Well, it’s not every day you see a legend in the flesh. When I say a legend, I don’t mean of Clooneyesque proportions. I think we’re more in Daliesque territory because Meredith Monk (who records for ECM which might give you a clue) is not what you’d call mainstream. Approaching 70, she led the line in her own production with grace and conviction.
Her and co writer, Ann Hamilton’s Songs of Ascension (which was commissioned by the wildly applauded Kronos Quartet) is never, ever going to trouble any sort of populist chart any day soon. And the mass exodus from The theatre after about 15 minutes when it reached the height of “obscurity” was quite tell tale and amusing.

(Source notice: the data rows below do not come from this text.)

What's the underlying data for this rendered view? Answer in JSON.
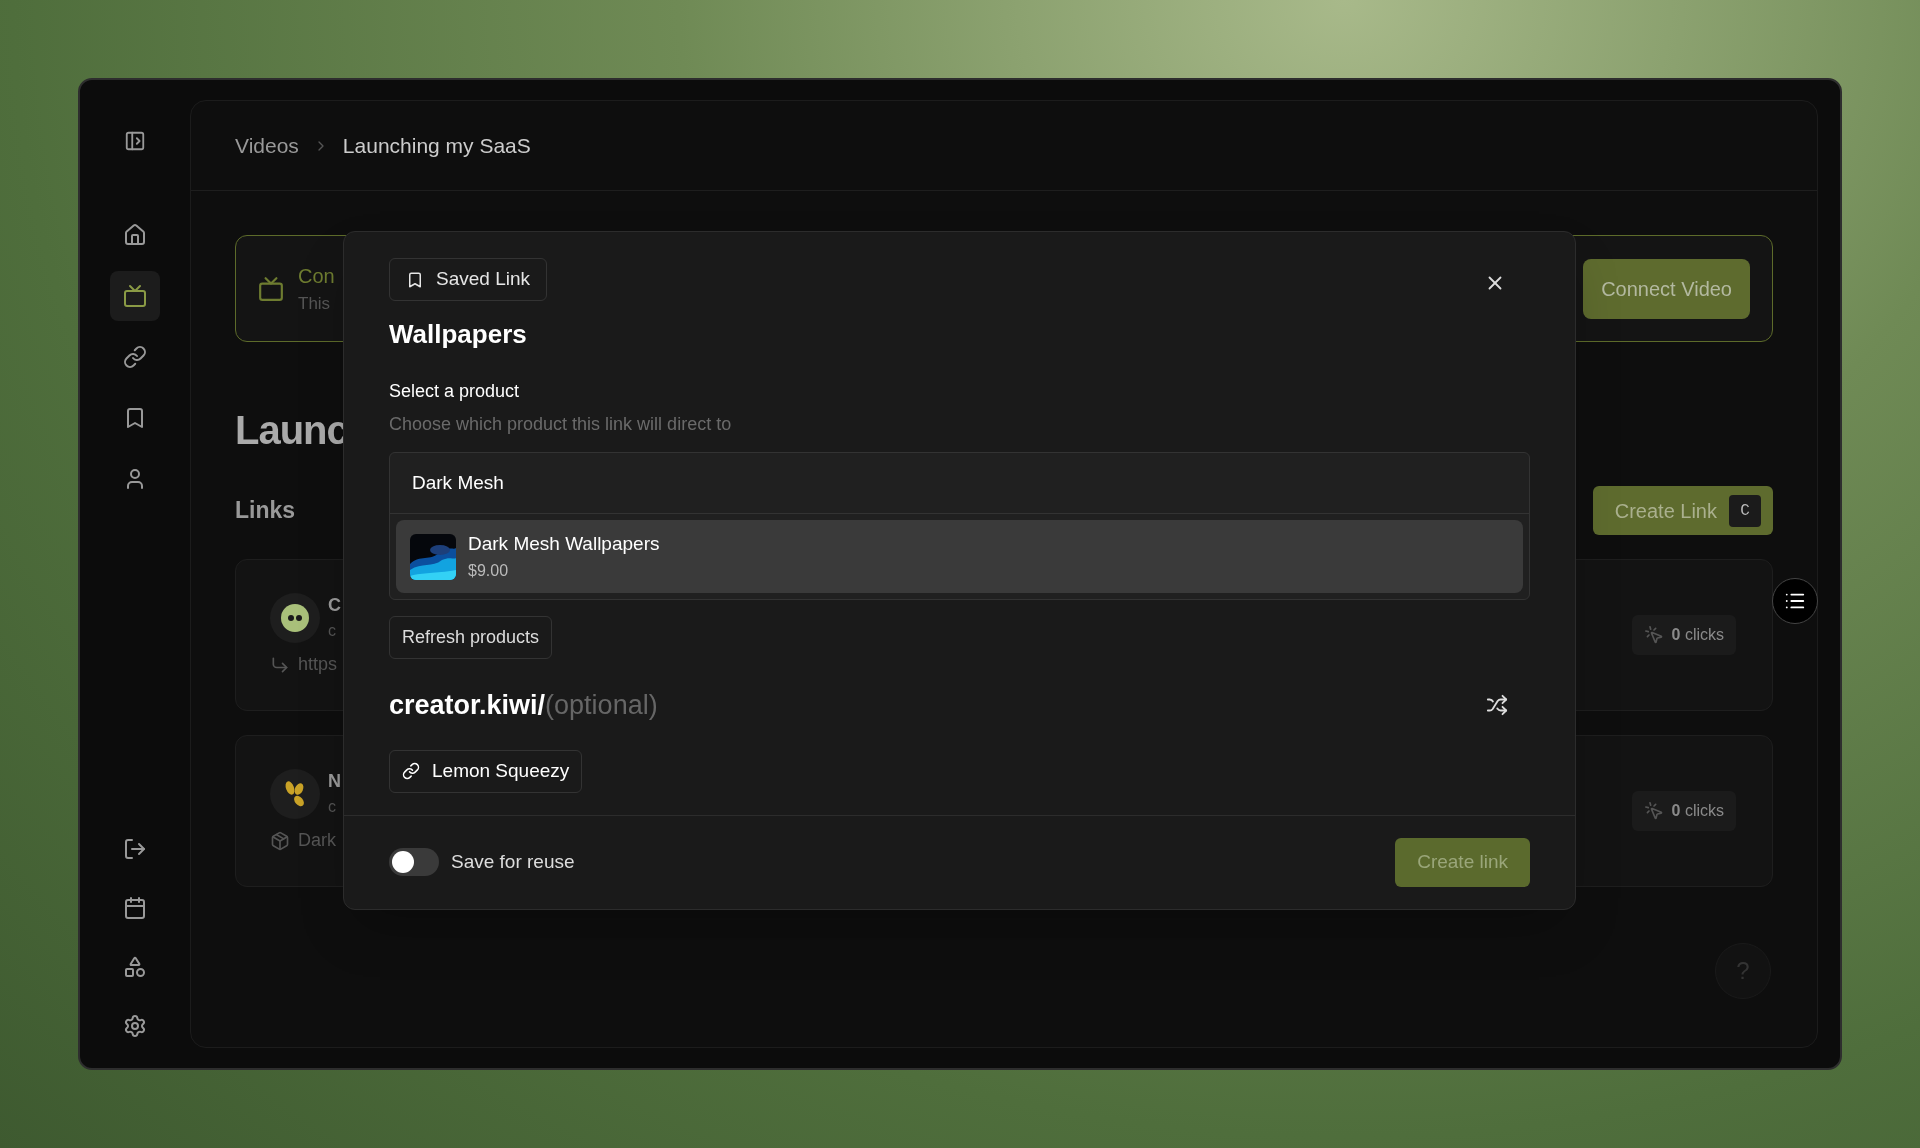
{
  "sidebar": {
    "items": [
      {
        "selected": false
      },
      {
        "selected": true
      },
      {
        "selected": false
      },
      {
        "selected": false
      },
      {
        "selected": false
      }
    ]
  },
  "breadcrumb": [
    "Videos",
    "Launching my SaaS"
  ],
  "banner": {
    "title": "Con",
    "subtitle": "This",
    "button": "Connect Video"
  },
  "page_title": "Launc",
  "links_section": {
    "title": "Links",
    "create_button": "Create Link",
    "shortcut": "C"
  },
  "links": [
    {
      "kind": "url",
      "title": "C",
      "subtitle": "c",
      "target": "https",
      "clicks": "**0** clicks"
    },
    {
      "kind": "product",
      "title": "N",
      "subtitle": "c",
      "target": "Dark",
      "clicks": "**0** clicks"
    }
  ],
  "help_button": "?",
  "modal": {
    "badge": "Saved Link",
    "title": "Wallpapers",
    "section_label": "Select a product",
    "section_hint": "Choose which product this link will direct to",
    "search_value": "Dark Mesh",
    "results": [
      {
        "name": "Dark Mesh Wallpapers",
        "price": "$9.00",
        "selected": true
      }
    ],
    "refresh_button": "Refresh products",
    "slug_prefix": "creator.kiwi/",
    "slug_placeholder": "(optional)",
    "provider_chip": "Lemon Squeezy",
    "save_toggle": {
      "label": "Save for reuse",
      "on": false
    },
    "submit_button": "Create link",
    "submit_disabled": true
  }
}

In the foyer beforehand I was told it was, to paraphrase, “pish”.
But it wasn’t. It’s a devastatingly original smorgasbord of jungle noises, American Indian type language and a range of string and wind instrumentation that goes from dischordant noise to utter beauty in less than a minute.
There’s quite a lot of creepy hippy dancing and some blurry meaningful monochrome video in abundance too.

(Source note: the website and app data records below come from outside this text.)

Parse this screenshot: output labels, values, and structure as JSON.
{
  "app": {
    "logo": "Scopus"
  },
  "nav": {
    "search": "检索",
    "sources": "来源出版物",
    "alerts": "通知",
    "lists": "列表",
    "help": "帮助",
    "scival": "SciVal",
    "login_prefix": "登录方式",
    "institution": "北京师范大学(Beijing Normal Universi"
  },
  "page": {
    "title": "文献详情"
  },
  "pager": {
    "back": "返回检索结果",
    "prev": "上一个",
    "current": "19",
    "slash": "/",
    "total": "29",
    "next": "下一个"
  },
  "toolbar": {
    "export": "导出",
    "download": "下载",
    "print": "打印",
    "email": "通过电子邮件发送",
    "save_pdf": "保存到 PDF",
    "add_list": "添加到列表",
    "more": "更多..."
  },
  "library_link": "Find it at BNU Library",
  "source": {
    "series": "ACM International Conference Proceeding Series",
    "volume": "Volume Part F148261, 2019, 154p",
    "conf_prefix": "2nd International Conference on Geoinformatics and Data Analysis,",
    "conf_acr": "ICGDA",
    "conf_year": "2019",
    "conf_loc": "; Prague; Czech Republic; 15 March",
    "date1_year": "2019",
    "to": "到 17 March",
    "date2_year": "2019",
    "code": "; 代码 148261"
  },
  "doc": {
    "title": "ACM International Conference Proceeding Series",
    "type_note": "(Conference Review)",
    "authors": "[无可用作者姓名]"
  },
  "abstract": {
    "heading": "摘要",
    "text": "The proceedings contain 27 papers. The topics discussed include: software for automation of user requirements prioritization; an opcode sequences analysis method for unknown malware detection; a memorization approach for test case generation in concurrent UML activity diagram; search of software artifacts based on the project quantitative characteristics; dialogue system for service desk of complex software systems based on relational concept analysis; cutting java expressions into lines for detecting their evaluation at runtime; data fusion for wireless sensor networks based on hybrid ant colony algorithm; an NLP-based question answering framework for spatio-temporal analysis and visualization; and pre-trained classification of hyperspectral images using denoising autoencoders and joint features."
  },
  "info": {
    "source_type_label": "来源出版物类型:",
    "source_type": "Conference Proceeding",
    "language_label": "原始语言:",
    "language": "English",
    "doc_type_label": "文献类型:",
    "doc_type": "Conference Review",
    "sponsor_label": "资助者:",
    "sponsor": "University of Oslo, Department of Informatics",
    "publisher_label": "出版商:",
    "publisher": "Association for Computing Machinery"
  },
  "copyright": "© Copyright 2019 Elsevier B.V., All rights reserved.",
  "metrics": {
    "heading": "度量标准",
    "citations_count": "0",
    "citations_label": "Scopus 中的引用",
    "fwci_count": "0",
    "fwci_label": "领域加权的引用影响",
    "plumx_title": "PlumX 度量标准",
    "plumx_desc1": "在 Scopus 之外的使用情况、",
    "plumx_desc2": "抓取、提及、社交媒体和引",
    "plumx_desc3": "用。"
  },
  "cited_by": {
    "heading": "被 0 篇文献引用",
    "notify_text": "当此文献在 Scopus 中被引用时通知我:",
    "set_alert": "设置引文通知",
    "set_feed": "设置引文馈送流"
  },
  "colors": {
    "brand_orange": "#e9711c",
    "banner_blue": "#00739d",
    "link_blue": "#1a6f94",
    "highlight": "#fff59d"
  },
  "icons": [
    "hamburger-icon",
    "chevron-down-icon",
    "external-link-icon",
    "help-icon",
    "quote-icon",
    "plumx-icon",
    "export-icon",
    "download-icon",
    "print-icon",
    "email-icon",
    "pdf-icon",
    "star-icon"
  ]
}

But. It works. I loved it.
Although I guess I’d be a little challenged to explain the plot – other than it’s about nature, getting back to one’s roots and rebirth. Maybe.
Even Jeana loved it. Mostly (sort of).
Moments of pure Penguin Cafe Orchestra magic, particularly when what sounded to me like a harmonium was to the fore, just blew me away and actually, if you put your mind to it, you could ignore the silly dances. (She’s famous for her dancing apparently. But only in hippy circles.)
The choir (I assume put together locally) stole the show in the finale number and we all left happily.
Aah! Apart from the couple behind me who got a flea in their ear from me for chatting through the first 20 minutes. “If you don’t like it you can leave.” I informed them. “Some of us are trying to listen to this.”
Up they were shut!
Try this. You’ll no doubt hate it.